The Great Mosque of Damascus was regarded for centuries as one of the most impressive buildings in the world.
The Great Mosque of Córdoba
Córdoba, Spain, AD 784
Construction of the mosque, known as LaMezquita in Spanish, began under Emir Abd-elRehman I in AD 784 and lasted more than 200years. The building, which is noted for its many columns and arches, boasts a splendid maqsura (prayer screen) which was commissioned by Caliph al-Hakim in the 10th century and took several years to complete. It emulates the architectural styles of the Umayyads of Syria (AD 661-750) and the early Abbasids of Iraq (AD 750- 2158).
Qarawiyyin Mosque and University
Fes, Morocco, AD 857, AD 1056-1147
Founded in the ninth century by the daughter of a wealthy Tunisian merchant, this is the largest mosque in Africa. Surrounded by a celebrated university, the building took on its distinctive dimensions and ornamentation in the Almoravid period (AD1056-1147), when it was altered and enlarged. In the Middle Ages it was a centre of knowledge and science for the whole Mediterranean region.
The Mosque of al-Salih Tala’i
Cairo, Egypt, AD 1160
The Mosque of al-Salih Tala’i was built by the Fatimid Tala Ibn Ruzzik. The original main entrance to the mosque, removed for preservation, bears geometrically adorned bronze plates (dating from AD 1303) and is thought to be the earliest example of this technique in Islamic Egypt. The mosque also accommodates Cairo’s earliest wind catcher, a chimney-like construction that circulates air though the mosque for ventilation.
The Great Mosque of Herat
Herat, Afghanistan, AD 1200
Herat is dominated by a citadel, originally built under the rule of Alexander the Great in 330 BC, and was renowned for producing fine metalwork and textiles throughout the Islamic period. The Great Mosque of Herat was the city’s first Friday mosque and is decorated with glazed tiles with floral motifs. The present structure was begun by the 12th century Ghurid ruler Ghiyath al-Din Muhammad Ibn Sam.
The Huand (Hunat) Hatun Complex
Kayseri, Turkey, AD 1238

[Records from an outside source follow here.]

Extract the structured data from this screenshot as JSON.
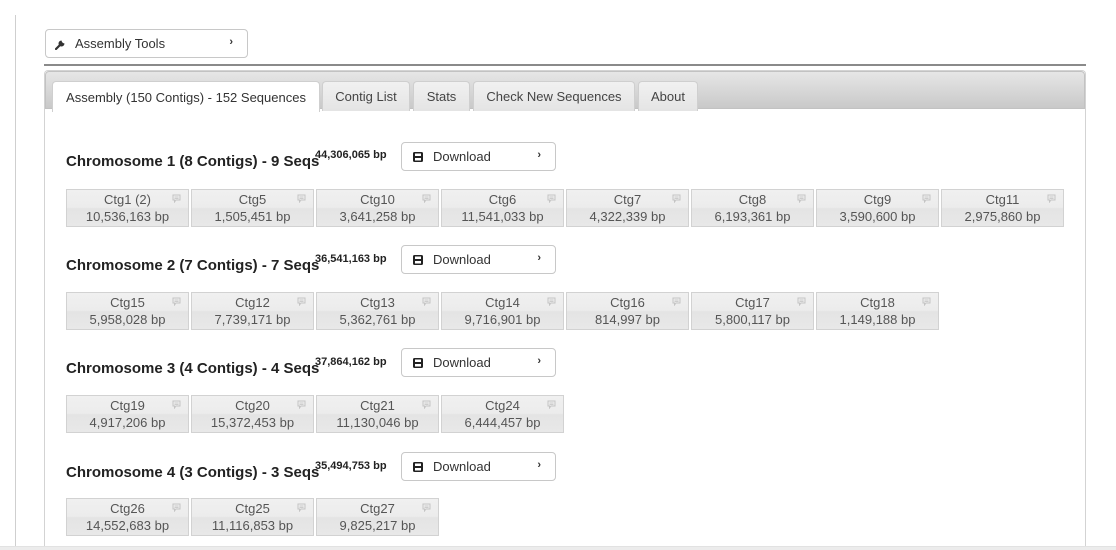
{
  "toolbar": {
    "tools_label": "Assembly Tools",
    "tools_icon": "wrench-icon",
    "tools_chevron": "›"
  },
  "tabs": [
    {
      "label": "Assembly (150 Contigs) - 152 Sequences",
      "active": true
    },
    {
      "label": "Contig List",
      "active": false
    },
    {
      "label": "Stats",
      "active": false
    },
    {
      "label": "Check New Sequences",
      "active": false
    },
    {
      "label": "About",
      "active": false
    }
  ],
  "download_label": "Download",
  "download_chevron": "›",
  "chromosomes": [
    {
      "title": "Chromosome 1 (8 Contigs) - 9 Seqs",
      "total": "44,306,065 bp",
      "contigs": [
        {
          "name": "Ctg1 (2)",
          "length": "10,536,163 bp"
        },
        {
          "name": "Ctg5",
          "length": "1,505,451 bp"
        },
        {
          "name": "Ctg10",
          "length": "3,641,258 bp"
        },
        {
          "name": "Ctg6",
          "length": "11,541,033 bp"
        },
        {
          "name": "Ctg7",
          "length": "4,322,339 bp"
        },
        {
          "name": "Ctg8",
          "length": "6,193,361 bp"
        },
        {
          "name": "Ctg9",
          "length": "3,590,600 bp"
        },
        {
          "name": "Ctg11",
          "length": "2,975,860 bp"
        }
      ]
    },
    {
      "title": "Chromosome 2 (7 Contigs) - 7 Seqs",
      "total": "36,541,163 bp",
      "contigs": [
        {
          "name": "Ctg15",
          "length": "5,958,028 bp"
        },
        {
          "name": "Ctg12",
          "length": "7,739,171 bp"
        },
        {
          "name": "Ctg13",
          "length": "5,362,761 bp"
        },
        {
          "name": "Ctg14",
          "length": "9,716,901 bp"
        },
        {
          "name": "Ctg16",
          "length": "814,997 bp"
        },
        {
          "name": "Ctg17",
          "length": "5,800,117 bp"
        },
        {
          "name": "Ctg18",
          "length": "1,149,188 bp"
        }
      ]
    },
    {
      "title": "Chromosome 3 (4 Contigs) - 4 Seqs",
      "total": "37,864,162 bp",
      "contigs": [
        {
          "name": "Ctg19",
          "length": "4,917,206 bp"
        },
        {
          "name": "Ctg20",
          "length": "15,372,453 bp"
        },
        {
          "name": "Ctg21",
          "length": "11,130,046 bp"
        },
        {
          "name": "Ctg24",
          "length": "6,444,457 bp"
        }
      ]
    },
    {
      "title": "Chromosome 4 (3 Contigs) - 3 Seqs",
      "total": "35,494,753 bp",
      "contigs": [
        {
          "name": "Ctg26",
          "length": "14,552,683 bp"
        },
        {
          "name": "Ctg25",
          "length": "11,116,853 bp"
        },
        {
          "name": "Ctg27",
          "length": "9,825,217 bp"
        }
      ]
    }
  ]
}
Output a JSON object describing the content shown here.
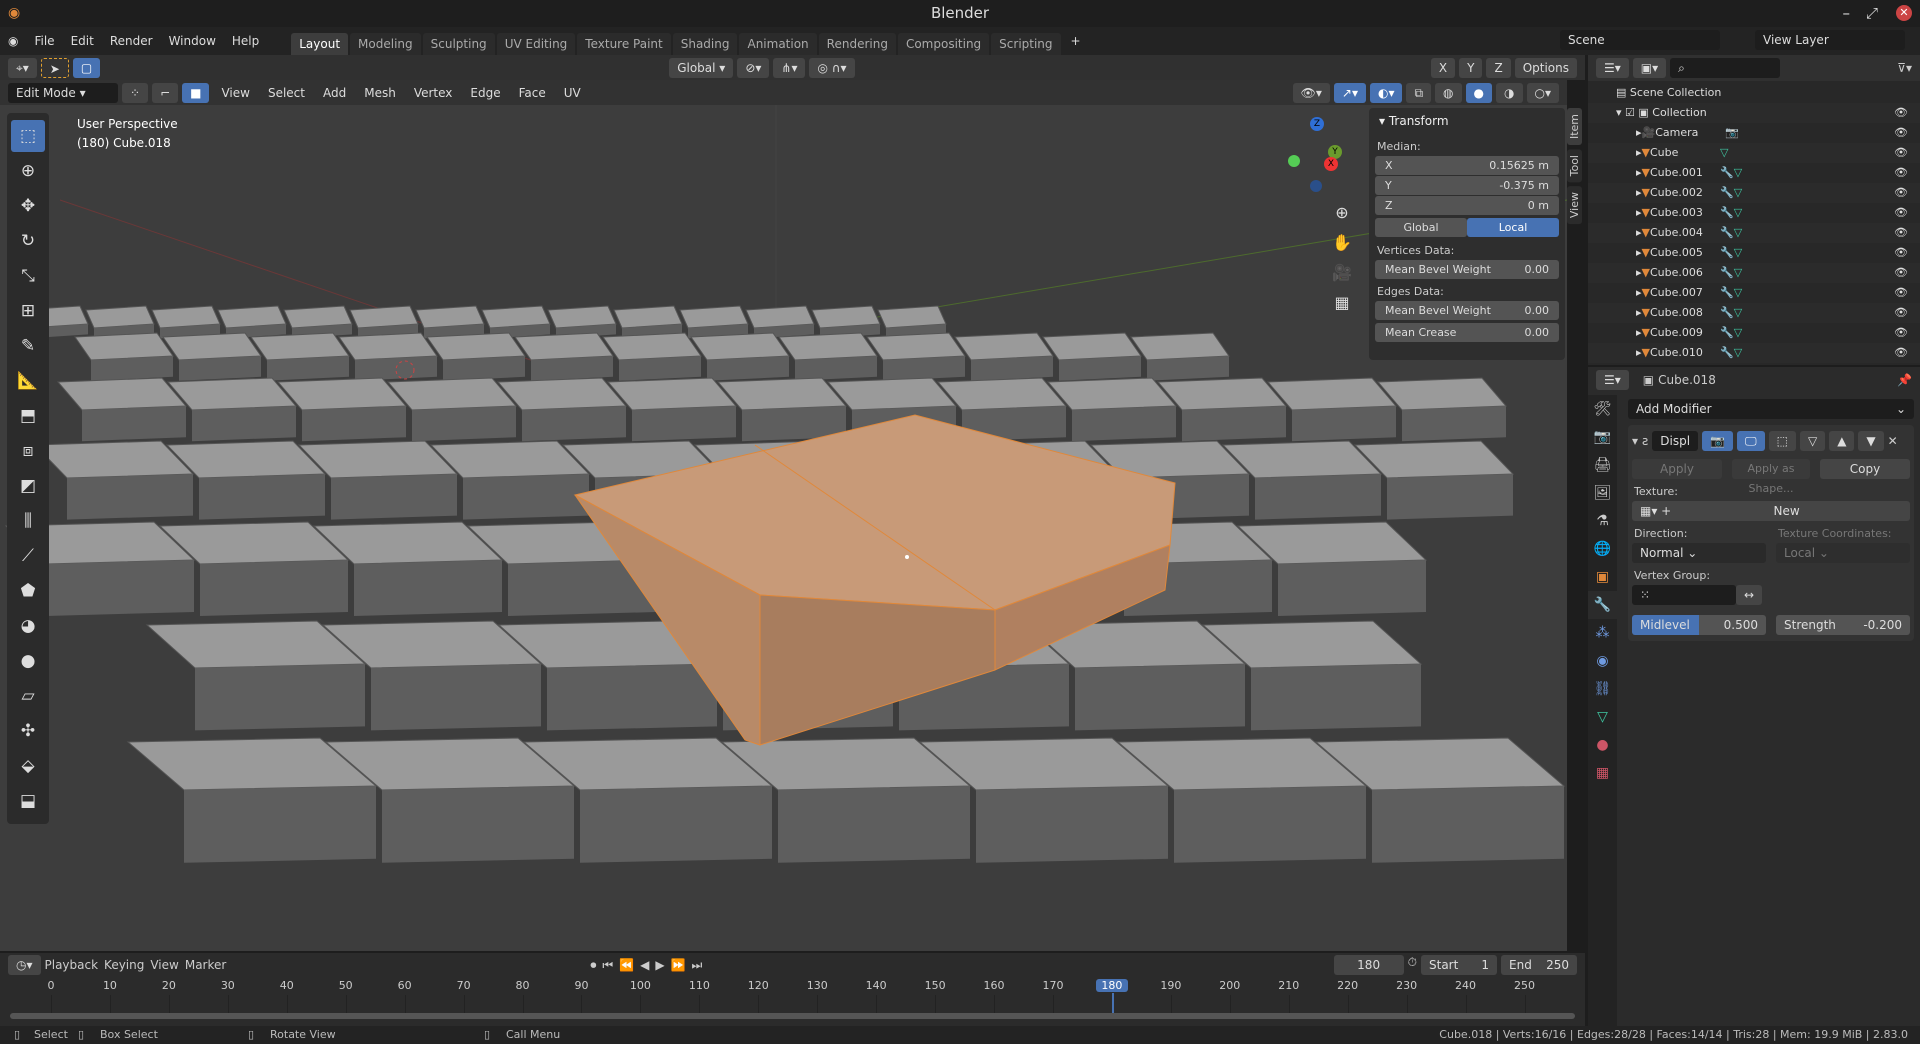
{
  "app": {
    "title": "Blender"
  },
  "menu": [
    "File",
    "Edit",
    "Render",
    "Window",
    "Help"
  ],
  "workspaces": [
    "Layout",
    "Modeling",
    "Sculpting",
    "UV Editing",
    "Texture Paint",
    "Shading",
    "Animation",
    "Rendering",
    "Compositing",
    "Scripting"
  ],
  "active_workspace": "Layout",
  "scene": {
    "scene_name": "Scene",
    "view_layer": "View Layer"
  },
  "tool_header": {
    "orientation": "Global",
    "options": "Options",
    "axes": [
      "X",
      "Y",
      "Z"
    ]
  },
  "viewport_header": {
    "mode": "Edit Mode",
    "menus": [
      "View",
      "Select",
      "Add",
      "Mesh",
      "Vertex",
      "Edge",
      "Face",
      "UV"
    ]
  },
  "viewport": {
    "perspective": "User Perspective",
    "object": "(180) Cube.018",
    "gizmo": {
      "x": "X",
      "y": "Y",
      "z": "Z"
    }
  },
  "npanel": {
    "title": "Transform",
    "median_label": "Median:",
    "x": {
      "label": "X",
      "value": "0.15625 m"
    },
    "y": {
      "label": "Y",
      "value": "-0.375 m"
    },
    "z": {
      "label": "Z",
      "value": "0 m"
    },
    "global": "Global",
    "local": "Local",
    "vertices_label": "Vertices Data:",
    "v_bevel": {
      "label": "Mean Bevel Weight",
      "value": "0.00"
    },
    "edges_label": "Edges Data:",
    "e_bevel": {
      "label": "Mean Bevel Weight",
      "value": "0.00"
    },
    "crease": {
      "label": "Mean Crease",
      "value": "0.00"
    },
    "tabs": [
      "Item",
      "Tool",
      "View"
    ]
  },
  "outliner": {
    "root": "Scene Collection",
    "collection": "Collection",
    "items": [
      "Camera",
      "Cube",
      "Cube.001",
      "Cube.002",
      "Cube.003",
      "Cube.004",
      "Cube.005",
      "Cube.006",
      "Cube.007",
      "Cube.008",
      "Cube.009",
      "Cube.010"
    ]
  },
  "properties": {
    "object": "Cube.018",
    "add_modifier": "Add Modifier",
    "modifier_name": "Displ",
    "apply": "Apply",
    "apply_shape": "Apply as Shape...",
    "copy": "Copy",
    "texture_label": "Texture:",
    "new": "New",
    "direction_label": "Direction:",
    "direction": "Normal",
    "texcoords_label": "Texture Coordinates:",
    "texcoords": "Local",
    "vgroup_label": "Vertex Group:",
    "midlevel": {
      "label": "Midlevel",
      "value": "0.500"
    },
    "strength": {
      "label": "Strength",
      "value": "-0.200"
    }
  },
  "timeline": {
    "menus": [
      "Playback",
      "Keying",
      "View",
      "Marker"
    ],
    "current_frame": "180",
    "start_label": "Start",
    "start": "1",
    "end_label": "End",
    "end": "250",
    "ticks": [
      "0",
      "10",
      "20",
      "30",
      "40",
      "50",
      "60",
      "70",
      "80",
      "90",
      "100",
      "110",
      "120",
      "130",
      "140",
      "150",
      "160",
      "170",
      "180",
      "190",
      "200",
      "210",
      "220",
      "230",
      "240",
      "250"
    ]
  },
  "status": {
    "select": "Select",
    "box_select": "Box Select",
    "rotate": "Rotate View",
    "call_menu": "Call Menu",
    "stats": "Cube.018 | Verts:16/16 | Edges:28/28 | Faces:14/14 | Tris:28 | Mem: 19.9 MiB | 2.83.0"
  },
  "colors": {
    "accent": "#4772b3",
    "selection": "#e0883a",
    "mesh_data": "#3fc6a1"
  }
}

Kayseri has been settled since 3000 BC and became an important centre of Islamic knowledge and education during the Seljuk dynasty, with 62 madrasas and a medical school. The Huand Hatun Complex comprises a mosque, madrasa, mausoleum and hammam. Richly decorated, it was completed in the 13th century.